Finally, keep in mind a credit card with an annual fee isn’t a ball and chain: if you find the fees too high, or you don’t use the card enough to take advantage of its benefits, you can always downgrade to a card with no fees.

Before you downgrade — or cancel — consider calling your credit card company and asking them to waive the annual fees. Yes, it sounds crazy, but some credit card companies will let you keep your card’s benefits without paying the fees. It’s not guaranteed to work, but it’s definitely worth a try.

When are the annual fees not worth the cost?

Before you take out a card with annual fees, let’s take a step back and see if paying for a credit card is the smartest choice for you. Higher rewards and sign-up bonuses aside, not everyone will get their money’s worth in the long run. Here are some reasons to pass on a credit card with annual fees.

1. You’re on a budget.

Budget-conscious Canadians probably should think twice before paying fees to use a credit card. When the money is tight, a credit card with no fees is probably better for you. Don’t worry—you can always upgrade later.

2. You don’t spend enough.

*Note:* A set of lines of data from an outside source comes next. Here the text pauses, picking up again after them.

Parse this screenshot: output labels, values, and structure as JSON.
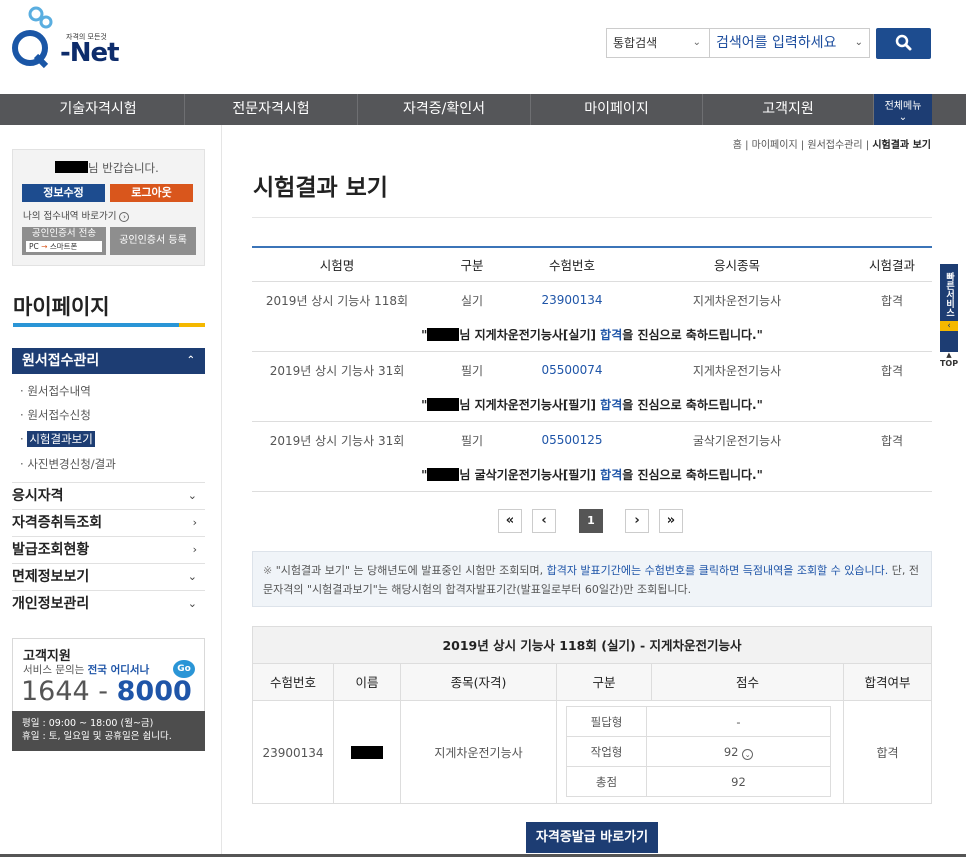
{
  "header": {
    "logo_tag": "자격의 모든것",
    "logo_q": "Q",
    "logo_text": "-Net",
    "search_select": "통합검색",
    "search_placeholder": "검색어를 입력하세요"
  },
  "gnb": {
    "items": [
      "기술자격시험",
      "전문자격시험",
      "자격증/확인서",
      "마이페이지",
      "고객지원"
    ],
    "all_menu": "전체메뉴"
  },
  "left": {
    "greeting": "님 반갑습니다.",
    "edit_button": "정보수정",
    "logout_button": "로그아웃",
    "my_receipt_link": "나의 접수내역 바로가기",
    "cert_send_button": "공인인증서 전송",
    "cert_send_sub_pc": "PC",
    "cert_send_sub_phone": "스마트폰",
    "cert_register_button": "공인인증서 등록",
    "lnb_title": "마이페이지",
    "active_menu": "원서접수관리",
    "sub_items": [
      "원서접수내역",
      "원서접수신청",
      "시험결과보기",
      "사진변경신청/결과"
    ],
    "menus": [
      "응시자격",
      "자격증취득조회",
      "발급조회현황",
      "면제정보보기",
      "개인정보관리"
    ],
    "cs": {
      "title": "고객지원",
      "desc_prefix": "서비스 문의는 ",
      "desc_highlight": "전국 어디서나",
      "go_badge": "Go",
      "phone_prefix": "1644 - ",
      "phone_suffix": "8000",
      "hours": "평일 : 09:00 ~ 18:00 (월~금)",
      "holiday": "휴일 : 토, 일요일 및 공휴일은 쉽니다."
    }
  },
  "main": {
    "breadcrumb": [
      "홈",
      "마이페이지",
      "원서접수관리",
      "시험결과 보기"
    ],
    "title": "시험결과 보기",
    "table_headers": [
      "시험명",
      "구분",
      "수험번호",
      "응시종목",
      "시험결과"
    ],
    "results": [
      {
        "exam": "2019년 상시 기능사 118회",
        "type": "실기",
        "number": "23900134",
        "subject": "지게차운전기능사",
        "result": "합격",
        "msg_pre": "님 지게차운전기능사[실기] ",
        "msg_pass": "합격",
        "msg_post": "을 진심으로 축하드립니다."
      },
      {
        "exam": "2019년 상시 기능사 31회",
        "type": "필기",
        "number": "05500074",
        "subject": "지게차운전기능사",
        "result": "합격",
        "msg_pre": "님 지게차운전기능사[필기] ",
        "msg_pass": "합격",
        "msg_post": "을 진심으로 축하드립니다."
      },
      {
        "exam": "2019년 상시 기능사 31회",
        "type": "필기",
        "number": "05500125",
        "subject": "굴삭기운전기능사",
        "result": "합격",
        "msg_pre": "님 굴삭기운전기능사[필기] ",
        "msg_pass": "합격",
        "msg_post": "을 진심으로 축하드립니다."
      }
    ],
    "pager": {
      "first": "«",
      "prev": "‹",
      "current": "1",
      "next": "›",
      "last": "»"
    },
    "notice": {
      "mark": "※",
      "part1": "\"시험결과 보기\" 는 당해년도에 발표중인 시험만 조회되며, ",
      "part2": "합격자 발표기간에는 수험번호를 클릭하면 득점내역을 조회할 수 있습니다.",
      "part3": " 단, 전문자격의 \"시험결과보기\"는 해당시험의 합격자발표기간(발표일로부터 60일간)만 조회됩니다."
    },
    "detail": {
      "title": "2019년 상시 기능사 118회 (실기) - 지게차운전기능사",
      "headers": [
        "수험번호",
        "이름",
        "종목(자격)",
        "구분",
        "점수",
        "합격여부"
      ],
      "number": "23900134",
      "subject": "지게차운전기능사",
      "pass": "합격",
      "scores": [
        {
          "label": "필답형",
          "value": "-"
        },
        {
          "label": "작업형",
          "value": "92"
        },
        {
          "label": "총점",
          "value": "92"
        }
      ]
    },
    "cert_button": "자격증발급 바로가기"
  },
  "side": {
    "quick": "빠른서비스",
    "top": "TOP"
  }
}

In order for you to truly enjoy those massive rewards and bonuses, you have to spend enough to make the annual fees worth it. If you don’t spend that much, you probably don’t need to pay a fee to hold a card. Besides, you can find plenty of no-fee credit cards that offer travel miles and rewards points. Your earnings won’t be as lucrative, but hey—at least you won’t pay a fee to own the card.

3. You have a large balance on a card.

Credit cards with great rewards programs often come with high APRs — your annual interest rate — that can cost you extra money if you don’t pay your balance in full at the end of your billing cycle. While high spending will allow you to take advantage of the rewards, high balances can come back to haunt you.

If you plan on making a big purchase that you can’t repay in full, consider a low-interest card, or a card with a promotional APR period. These cards typically have no annual fees, and so long as you pay off your balance before the promotional period ends, you can save a lot on interest.

Is a credit card with annual fees right for you?

Annual fees may seem pesky, but, when done right, they can pale in comparison to a card’s benefits. While paying annual fees isn’t right for everyone, financially savvy Canadians will do well to consider taking one out if if the rewards and perks outweigh the costs.